• Task goal:
All of the entries below should be copied exactly as they appear.

***** Extracted material

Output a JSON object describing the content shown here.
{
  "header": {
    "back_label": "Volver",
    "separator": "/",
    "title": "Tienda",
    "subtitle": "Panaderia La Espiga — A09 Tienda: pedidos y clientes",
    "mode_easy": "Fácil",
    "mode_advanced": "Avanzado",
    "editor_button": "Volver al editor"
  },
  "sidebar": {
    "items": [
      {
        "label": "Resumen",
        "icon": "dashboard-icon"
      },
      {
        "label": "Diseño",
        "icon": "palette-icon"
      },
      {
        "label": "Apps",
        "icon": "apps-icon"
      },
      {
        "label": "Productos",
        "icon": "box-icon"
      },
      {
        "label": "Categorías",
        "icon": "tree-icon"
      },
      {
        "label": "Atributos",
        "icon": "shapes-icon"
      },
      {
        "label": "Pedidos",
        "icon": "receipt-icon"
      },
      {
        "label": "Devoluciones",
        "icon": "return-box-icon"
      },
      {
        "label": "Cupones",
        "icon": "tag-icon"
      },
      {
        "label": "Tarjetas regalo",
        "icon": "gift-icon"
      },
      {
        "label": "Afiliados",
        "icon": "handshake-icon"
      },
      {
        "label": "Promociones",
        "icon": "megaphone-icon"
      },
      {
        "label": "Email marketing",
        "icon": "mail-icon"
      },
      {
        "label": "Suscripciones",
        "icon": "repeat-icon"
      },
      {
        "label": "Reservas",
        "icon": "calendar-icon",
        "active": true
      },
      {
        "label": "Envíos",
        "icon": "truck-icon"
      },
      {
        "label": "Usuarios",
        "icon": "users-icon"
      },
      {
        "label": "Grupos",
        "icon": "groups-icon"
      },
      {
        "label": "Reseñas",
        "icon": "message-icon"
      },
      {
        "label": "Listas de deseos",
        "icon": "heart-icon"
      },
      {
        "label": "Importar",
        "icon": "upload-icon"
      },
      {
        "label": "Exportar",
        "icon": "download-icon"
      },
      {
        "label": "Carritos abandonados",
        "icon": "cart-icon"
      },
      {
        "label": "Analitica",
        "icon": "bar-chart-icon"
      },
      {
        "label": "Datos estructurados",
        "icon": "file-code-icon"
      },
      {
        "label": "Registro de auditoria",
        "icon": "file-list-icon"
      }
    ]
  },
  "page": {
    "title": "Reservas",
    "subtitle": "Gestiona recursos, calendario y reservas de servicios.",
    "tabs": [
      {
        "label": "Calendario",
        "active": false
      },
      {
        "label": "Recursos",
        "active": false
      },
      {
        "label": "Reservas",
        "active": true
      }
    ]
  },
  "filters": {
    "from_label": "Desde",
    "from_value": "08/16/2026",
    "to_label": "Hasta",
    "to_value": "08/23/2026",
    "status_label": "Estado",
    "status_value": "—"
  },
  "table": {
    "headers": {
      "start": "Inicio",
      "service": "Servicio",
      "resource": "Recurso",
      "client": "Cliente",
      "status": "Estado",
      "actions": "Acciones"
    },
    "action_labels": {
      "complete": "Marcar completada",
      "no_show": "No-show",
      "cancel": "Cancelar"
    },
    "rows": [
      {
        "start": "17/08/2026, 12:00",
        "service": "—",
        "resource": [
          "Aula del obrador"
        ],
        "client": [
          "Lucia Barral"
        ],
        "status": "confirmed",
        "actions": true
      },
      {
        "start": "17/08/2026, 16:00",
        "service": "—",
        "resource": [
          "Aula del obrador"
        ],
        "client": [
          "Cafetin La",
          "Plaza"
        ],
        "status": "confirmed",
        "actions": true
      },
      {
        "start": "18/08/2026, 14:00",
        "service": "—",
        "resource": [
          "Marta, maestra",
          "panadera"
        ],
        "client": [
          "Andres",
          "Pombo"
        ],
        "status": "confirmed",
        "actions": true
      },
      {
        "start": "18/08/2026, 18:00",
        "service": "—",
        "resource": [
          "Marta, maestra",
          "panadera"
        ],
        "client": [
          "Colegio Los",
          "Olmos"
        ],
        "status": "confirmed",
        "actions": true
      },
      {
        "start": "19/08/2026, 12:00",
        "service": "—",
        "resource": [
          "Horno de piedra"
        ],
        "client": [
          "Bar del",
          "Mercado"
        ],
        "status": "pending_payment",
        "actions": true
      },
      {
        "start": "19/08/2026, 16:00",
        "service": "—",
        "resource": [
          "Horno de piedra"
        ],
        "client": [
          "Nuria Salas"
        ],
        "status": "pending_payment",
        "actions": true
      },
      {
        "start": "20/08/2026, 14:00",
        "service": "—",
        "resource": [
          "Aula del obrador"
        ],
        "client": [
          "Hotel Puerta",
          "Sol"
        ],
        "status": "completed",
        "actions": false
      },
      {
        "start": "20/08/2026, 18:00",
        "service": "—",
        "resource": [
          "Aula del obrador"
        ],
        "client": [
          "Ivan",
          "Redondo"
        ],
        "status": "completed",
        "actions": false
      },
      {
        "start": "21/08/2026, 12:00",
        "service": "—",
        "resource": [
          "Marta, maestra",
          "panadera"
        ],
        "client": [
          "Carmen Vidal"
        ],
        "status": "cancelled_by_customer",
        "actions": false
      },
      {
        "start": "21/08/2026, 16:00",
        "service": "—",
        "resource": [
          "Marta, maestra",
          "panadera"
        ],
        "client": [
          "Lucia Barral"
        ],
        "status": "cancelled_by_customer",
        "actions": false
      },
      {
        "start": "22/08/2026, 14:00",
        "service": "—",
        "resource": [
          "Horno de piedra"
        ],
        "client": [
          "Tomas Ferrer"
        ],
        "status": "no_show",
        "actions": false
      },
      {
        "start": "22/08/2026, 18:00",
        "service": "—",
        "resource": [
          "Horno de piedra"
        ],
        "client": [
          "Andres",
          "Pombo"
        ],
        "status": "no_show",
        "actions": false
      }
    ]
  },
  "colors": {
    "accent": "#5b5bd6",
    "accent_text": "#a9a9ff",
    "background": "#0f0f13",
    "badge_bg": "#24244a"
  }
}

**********

• Output below:
Output a JSON object describing the content shown here.
{
  "header": {
    "back_label": "Volver",
    "separator": "/",
    "title": "Tienda",
    "subtitle": "Panaderia La Espiga — A09 Tienda: pedidos y clientes",
    "mode_easy": "Fácil",
    "mode_advanced": "Avanzado",
    "editor_button": "Volver al editor"
  },
  "sidebar": {
    "items": [
      {
        "label": "Resumen",
        "icon": "dashboard-icon"
      },
      {
        "label": "Diseño",
        "icon": "palette-icon"
      },
      {
        "label": "Apps",
        "icon": "apps-icon"
      },
      {
        "label": "Productos",
        "icon": "box-icon"
      },
      {
        "label": "Categorías",
        "icon": "tree-icon"
      },
      {
        "label": "Atributos",
        "icon": "shapes-icon"
      },
      {
        "label": "Pedidos",
        "icon": "receipt-icon"
      },
      {
        "label": "Devoluciones",
        "icon": "return-box-icon"
      },
      {
        "label": "Cupones",
        "icon": "tag-icon"
      },
      {
        "label": "Tarjetas regalo",
        "icon": "gift-icon"
      },
      {
        "label": "Afiliados",
        "icon": "handshake-icon"
      },
      {
        "label": "Promociones",
        "icon": "megaphone-icon"
      },
      {
        "label": "Email marketing",
        "icon": "mail-icon"
      },
      {
        "label": "Suscripciones",
        "icon": "repeat-icon"
      },
      {
        "label": "Reservas",
        "icon": "calendar-icon",
        "active": true
      },
      {
        "label": "Envíos",
        "icon": "truck-icon"
      },
      {
        "label": "Usuarios",
        "icon": "users-icon"
      },
      {
        "label": "Grupos",
        "icon": "groups-icon"
      },
      {
        "label": "Reseñas",
        "icon": "message-icon"
      },
      {
        "label": "Listas de deseos",
        "icon": "heart-icon"
      },
      {
        "label": "Importar",
        "icon": "upload-icon"
      },
      {
        "label": "Exportar",
        "icon": "download-icon"
      },
      {
        "label": "Carritos abandonados",
        "icon": "cart-icon"
      },
      {
        "label": "Analitica",
        "icon": "bar-chart-icon"
      },
      {
        "label": "Datos estructurados",
        "icon": "file-code-icon"
      },
      {
        "label": "Registro de auditoria",
        "icon": "file-list-icon"
      }
    ]
  },
  "page": {
    "title": "Reservas",
    "subtitle": "Gestiona recursos, calendario y reservas de servicios.",
    "tabs": [
      {
        "label": "Calendario",
        "active": false
      },
      {
        "label": "Recursos",
        "active": false
      },
      {
        "label": "Reservas",
        "active": true
      }
    ]
  },
  "filters": {
    "from_label": "Desde",
    "from_value": "08/16/2026",
    "to_label": "Hasta",
    "to_value": "08/23/2026",
    "status_label": "Estado",
    "status_value": "—"
  },
  "table": {
    "headers": {
      "start": "Inicio",
      "service": "Servicio",
      "resource": "Recurso",
      "client": "Cliente",
      "status": "Estado",
      "actions": "Acciones"
    },
    "action_labels": {
      "complete": "Marcar completada",
      "no_show": "No-show",
      "cancel": "Cancelar"
    },
    "rows": [
      {
        "start": "17/08/2026, 12:00",
        "service": "—",
        "resource": [
          "Aula del obrador"
        ],
        "client": [
          "Lucia Barral"
        ],
        "status": "confirmed",
        "actions": true
      },
      {
        "start": "17/08/2026, 16:00",
        "service": "—",
        "resource": [
          "Aula del obrador"
        ],
        "client": [
          "Cafetin La",
          "Plaza"
        ],
        "status": "confirmed",
        "actions": true
      },
      {
        "start": "18/08/2026, 14:00",
        "service": "—",
        "resource": [
          "Marta, maestra",
          "panadera"
        ],
        "client": [
          "Andres",
          "Pombo"
        ],
        "status": "confirmed",
        "actions": true
      },
      {
        "start": "18/08/2026, 18:00",
        "service": "—",
        "resource": [
          "Marta, maestra",
          "panadera"
        ],
        "client": [
          "Colegio Los",
          "Olmos"
        ],
        "status": "confirmed",
        "actions": true
      },
      {
        "start": "19/08/2026, 12:00",
        "service": "—",
        "resource": [
          "Horno de piedra"
        ],
        "client": [
          "Bar del",
          "Mercado"
        ],
        "status": "pending_payment",
        "actions": true
      },
      {
        "start": "19/08/2026, 16:00",
        "service": "—",
        "resource": [
          "Horno de piedra"
        ],
        "client": [
          "Nuria Salas"
        ],
        "status": "pending_payment",
        "actions": true
      },
      {
        "start": "20/08/2026, 14:00",
        "service": "—",
        "resource": [
          "Aula del obrador"
        ],
        "client": [
          "Hotel Puerta",
          "Sol"
        ],
        "status": "completed",
        "actions": false
      },
      {
        "start": "20/08/2026, 18:00",
        "service": "—",
        "resource": [
          "Aula del obrador"
        ],
        "client": [
          "Ivan",
          "Redondo"
        ],
        "status": "completed",
        "actions": false
      },
      {
        "start": "21/08/2026, 12:00",
        "service": "—",
        "resource": [
          "Marta, maestra",
          "panadera"
        ],
        "client": [
          "Carmen Vidal"
        ],
        "status": "cancelled_by_customer",
        "actions": false
      },
      {
        "start": "21/08/2026, 16:00",
        "service": "—",
        "resource": [
          "Marta, maestra",
          "panadera"
        ],
        "client": [
          "Lucia Barral"
        ],
        "status": "cancelled_by_customer",
        "actions": false
      },
      {
        "start": "22/08/2026, 14:00",
        "service": "—",
        "resource": [
          "Horno de piedra"
        ],
        "client": [
          "Tomas Ferrer"
        ],
        "status": "no_show",
        "actions": false
      },
      {
        "start": "22/08/2026, 18:00",
        "service": "—",
        "resource": [
          "Horno de piedra"
        ],
        "client": [
          "Andres",
          "Pombo"
        ],
        "status": "no_show",
        "actions": false
      }
    ]
  },
  "colors": {
    "accent": "#5b5bd6",
    "accent_text": "#a9a9ff",
    "background": "#0f0f13",
    "badge_bg": "#24244a"
  }
}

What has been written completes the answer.